Des Moines, Iowa;
a first-generation immigrant from Azerbaijan
"I was about forty-five when I wrote my first children’s story, The Moon Child. With that, I discovered that I want to be a writer. Writing, telling stories make me feel alive."
Tell us about yourself and your history:
"I was born and raised in a small town, called Turkan, on the suburb of Baku, the capital of Azerbaijan. Back then kids went to school when they were seven years old and there was only one school from first grade to tenth grade. I graduated from tenth grade when I was 16. My childhood wasn't the fun one; I grew up with an angry father. We, eight siblings, were always yelled at. We had restrictions about almost everything in my childhood house: no talking, no gathering together, no laughing, etc. And one day my father also restricted reading library books, which was terrifying thing for me. Since books were my only escape from the not-so- happy life around me, I kept reading in dark rooms with a little light from the window. My writing always was good and effortless at school, but I never gave it a thought that I want to be a writer someday. I also was drawn unto spirituality since I was a teenage girl. I was questioning the meaning of life, the meaning of us being here.
Although, I was moving through my life like blindfolded with a lot of fear in me and with no self-esteem
at all, I managed to graduate from the University of Art and Culture twice; once as a play director, then as a theater critic. I got married when I was 32 and had my two kids before we immigrated to USA in 2004. Then I had my third child here. I graduated from DMACC Graphic Design program with A AS degree in 2012 and have been working in different libraries since then. I’m currently a part time librarian at the Clive Public Library.
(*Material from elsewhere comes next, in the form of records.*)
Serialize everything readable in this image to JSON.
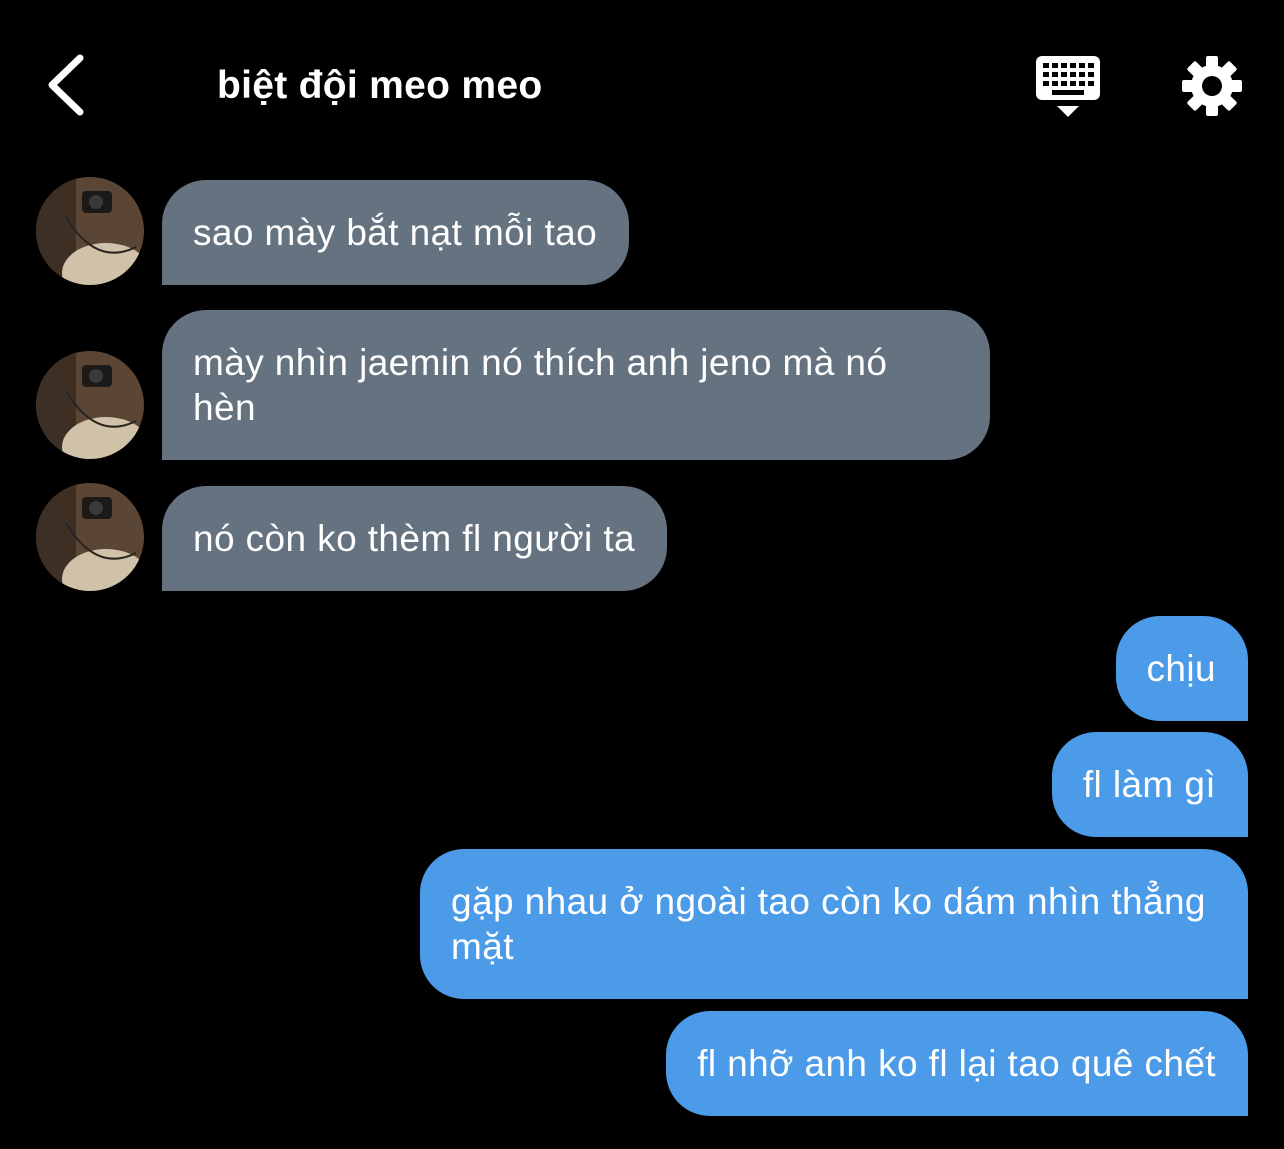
{
  "header": {
    "title": "biệt đội meo meo"
  },
  "messages": [
    {
      "direction": "incoming",
      "text": "sao mày bắt nạt mỗi tao"
    },
    {
      "direction": "incoming",
      "text": "mày nhìn jaemin nó thích anh jeno mà nó hèn"
    },
    {
      "direction": "incoming",
      "text": "nó còn ko thèm fl người ta"
    },
    {
      "direction": "outgoing",
      "text": "chịu"
    },
    {
      "direction": "outgoing",
      "text": "fl làm gì"
    },
    {
      "direction": "outgoing",
      "text": "gặp nhau ở ngoài tao còn ko dám nhìn thẳng mặt"
    },
    {
      "direction": "outgoing",
      "text": "fl nhỡ anh ko fl lại tao quê chết"
    }
  ],
  "colors": {
    "background": "#000000",
    "incoming_bubble": "#65727f",
    "outgoing_bubble": "#4c9be8",
    "text": "#ffffff"
  },
  "icons": {
    "back": "chevron-left-icon",
    "keyboard": "keyboard-hide-icon",
    "settings": "gear-icon",
    "avatar": "avatar"
  }
}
I wrote poetry back in my country, as well as small essays and articles about creative life in Baku for the paper. I was about 45 when I wrote my first children’s story, The Moon Child. With that, I discovered that I want to be a writer. Writing, telling stories make me feel alive.
Tell us about your relationship to Iowa.:
I moved to Iowa with my family when I was 37. I'm still learning about Iowa; making it home. In October this year I received Passport to Prosperity award through Iowa International Center. At the interview they asked me what I feel about Iowa as my second home. I said, sometimes I travel to different states with my family. When we get ready to return back, I tell my husband, "It's time to go back to Baku." That's how I feel about Des Moines now. It's our second home.
What are your dreams and goals as a writer?:
My dream is to be a full-time writer/illustrator someday and travel around the world with my stories. I want to share my insights about life and give my reader hope for living.
Tell us about your proposal for the work you will create and the approach you will take during the residency.: My migration to the USA also has been a spiritual journey for me. It helped me to find out answers to a lot of questions I've been asking since I was a child. I want to write it in a book and share it with people who maybe asking the same questions. During the residency, I'll make writing my every day activity and speed up my goal to write a whole book.
How could this residency help you, both as a writer and in your best vision for yourself?: First of all this residency would give me an opportunity to take this time to just write; as I mentioned above, I usually get caught up in life's everyday busyness and don't take time for the most important thing for me: writing. Also, it'll help me be more motivated, encouraged, and inspired about my writing; as well as feedback from the professionals would be a great support in finding my own voice.